But one slide gave me a real pause. It juxtaposed the amount of time the average consumer spent on a particular media activity (watching TV or reading a magazine, for example) vs. the percentage of advertising budget that marketers spent within that media (buying TV or magazine ads, for example).
The two numbers – in a perfect world – should match up. The Morgan Stanley report’s outlook for newspaper advertising is bleak. It’s the type of forecast that should keep newspaper publishers wake at night.
Let me explain by describing the statistics from the report. First up, the most popular media activity consumers engaged in: watching television. The average consumer spends 32 percent of their media consumption time in front of the tube. Marketers, in return, spend 32 percent of their advertising budgets on TV ads trying to reach that audience. Those numbers match up perfectly.
Next up, the second most popular media activity: the Internet. Yes, the web is already the second most popular media activity. Consumers now spend 25 percent of their media consumption time surfing the Internet. Yet marketers only spend 8 percent of their advertising dollars there. Now that’s low by two-thirds. The reason? The Morgan Stanley report doesn’t say, but it is likely that ad dollars simply haven’t caught up to the reality of how much time people spend on the web. One can assume that web advertising will be growing by leaps and bounds (good news for Google and Yahoo).
This trend of higher attention/lower ad spend also hits third on the list: radio. Consumers spend 17 percent of their time listening to radio, but marketers spend only 9 percent of their buy there. Is radio – especially talk radio – ready for a jump in ad spending?
Ditto for fourth on the list: mobile phones. Consumers yak on the phone 13 percent of the time, but the advertising spend less than 1 percent of their buy. This is a category that will likely explode in the coming years.
So clearly marketers are not spending enough of their ad dollars on the web, radio and mobile. So where are marketers overspending?
They spend 20 percent of their ad dollars here. But guess what? The average consumer spends just 7 percent of their media time reading newspapers. The ad spend is 3X higher than it deserves.
That’s a dire forecast for newspapers. Apparently readership has declined so rapidly that marketers haven’t adjusted their advertising budgets downward to reflect this new reality. How much longer will that last? Newspaper defenders have blamed debt and the recession on the current sad state of affairs for the industry – and certainly that has been a big factor. But – recession or no recession – newspaper advertising is on the verge of a sharp advertising exodus.
The fact is newspaper readers are a dying breed – and once marketers come to a full realization about how completely the media landscape has altered, newspapers are going to take another huge hit as more advertising dollars shift to where consumers are actually spending their media time: the web, radio and mobile devices.

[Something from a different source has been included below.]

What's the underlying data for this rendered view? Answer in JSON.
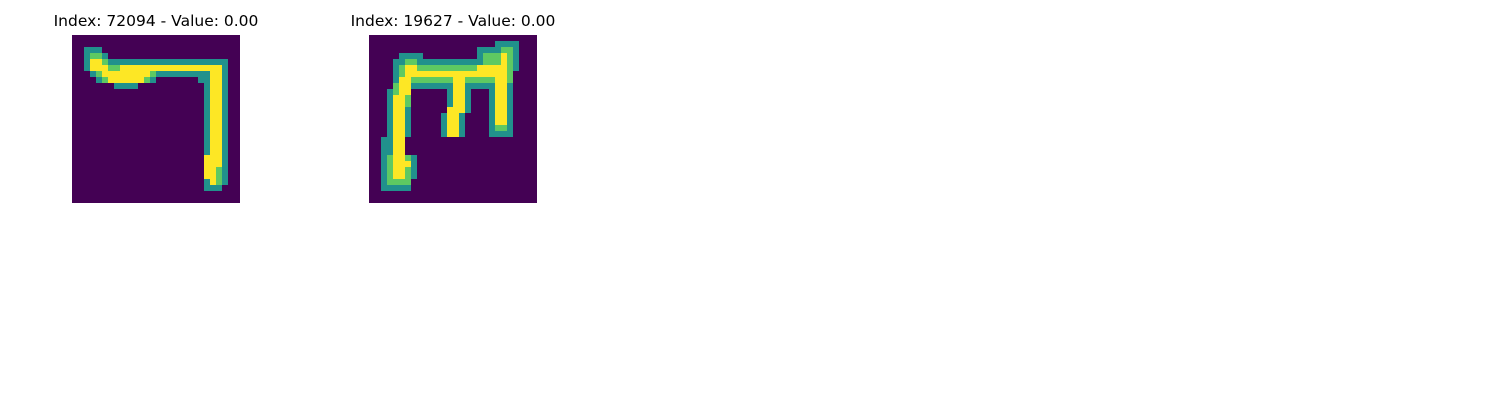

The Morgan Stanley report makes you wonder if newspapers – the printed versions anyway – have any future at all (beyond niche audiences). As the report notes: “History proves that ads follow eyeballs – it just takes time.”
And that time is now.